Skin Cancer

Skin cancer is generally one of either basal or squamous cell cancers that affect the skin of a patient in some ways. There are several common varieties of skin cancer known, with cases appearing frequently across the globe. Skin cancer is becoming more prevalent with each passing year, although it is one of the most … Continue reading “Skin Cancer”

Skin cancer is generally one of either basal or squamous cell cancers that affect the skin of a patient in some ways. There are several common varieties of skin cancer known, with cases appearing frequently across the globe.

Skin cancer is becoming more prevalent with each passing year, although it is one of the most preventable cancers known to researchers. When your mother told you to wear a hat while gardening, and sunscreen when playing baseball, she was 100% correct. The best preventative measure that can be taken against the development of skin cancer is to prevent excess or extreme exposure to the sun’s harmful rays. Good habits begin in early childhood, and if parents teach their children about the sun’s danger, the number of cases should begin to decrease in the future.

There are of course other causes for skin cancer, including environmental irritants and genetic predisposition. But you should take all possible precautions against putting yourself at risk for the disease.

Skin cancer is one of the slower cancers to develop, in some cases it has been determined that skin cancer was developing for many years prior to detection. And since you generally can see your skin, this means that the cancer stayed very small for many years.

The two classifications of skin cancer include melanoma and non-melanoma skin cancers. The sun is generally blamed for causing both types of skin cancer. Non-Melanoma is fairly prevalent, with around a million new cases discovered each and every year. Death from skin cancer is much less common than with other cancers, so long as it is detected and treated as soon as it is first noticed by the patient.
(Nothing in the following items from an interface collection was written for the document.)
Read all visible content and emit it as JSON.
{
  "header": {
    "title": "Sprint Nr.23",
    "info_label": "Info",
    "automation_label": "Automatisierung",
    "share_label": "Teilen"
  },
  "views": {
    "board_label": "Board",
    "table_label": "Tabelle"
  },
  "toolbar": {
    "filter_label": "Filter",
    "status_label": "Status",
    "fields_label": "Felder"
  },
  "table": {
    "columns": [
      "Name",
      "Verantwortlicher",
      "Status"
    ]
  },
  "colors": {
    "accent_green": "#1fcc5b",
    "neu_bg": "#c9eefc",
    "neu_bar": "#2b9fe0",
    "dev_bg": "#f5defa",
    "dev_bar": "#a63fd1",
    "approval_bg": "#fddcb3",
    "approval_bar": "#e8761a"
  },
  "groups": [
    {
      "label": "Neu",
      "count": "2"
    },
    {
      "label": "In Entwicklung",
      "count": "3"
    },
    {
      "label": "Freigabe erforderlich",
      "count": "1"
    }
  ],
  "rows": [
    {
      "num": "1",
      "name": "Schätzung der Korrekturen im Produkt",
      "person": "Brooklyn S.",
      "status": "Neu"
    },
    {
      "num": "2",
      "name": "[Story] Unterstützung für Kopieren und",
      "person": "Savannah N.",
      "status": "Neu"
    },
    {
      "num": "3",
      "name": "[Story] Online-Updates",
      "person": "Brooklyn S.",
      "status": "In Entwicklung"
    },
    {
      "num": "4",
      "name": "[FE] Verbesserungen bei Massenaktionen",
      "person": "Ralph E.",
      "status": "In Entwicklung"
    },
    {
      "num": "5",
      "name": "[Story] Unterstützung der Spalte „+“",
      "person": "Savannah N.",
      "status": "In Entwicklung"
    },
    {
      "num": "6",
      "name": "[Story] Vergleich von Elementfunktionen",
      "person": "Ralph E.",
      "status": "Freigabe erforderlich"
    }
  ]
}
Surgical removal of the affected skin is often the first step in treating the cancer. Radiotherapy may also be used to decrease the size of any tumors or lesions. Chemotherapy is not necessary in most cases, although every case is significantly unique, and the patient’s doctor can best access the patient’s health and stage of cancer before prescribing a treatment regimen.

If you do not want to be at risk for skin cancer, follow these suggestions:

  • Avoid the sun between the hours of 10:00AM and 3:00PM.
  • Use sunscreen of SPF-15 or even higher, on all exposed areas of the body.
  • Remember that cloudy days are more dangerous for sunburns than sunny days, and reapply your sunscreen every two hours.Reapply sunscreen every two hours, even on cloudy days. Reapply after swimming or perspiring.
  • When possible, wear long clothing and hats when you will be exposed to the sun.
  • Tanning beds are just as harmful as the real thing, avoid them.

Self-examine your skin frequently and take note of any changes. You should also see a dermatologist every few years for an examination of your skin. If you notice any new markings, color changes, sores that will not heal, etc. then you should get medical advice as soon as possible.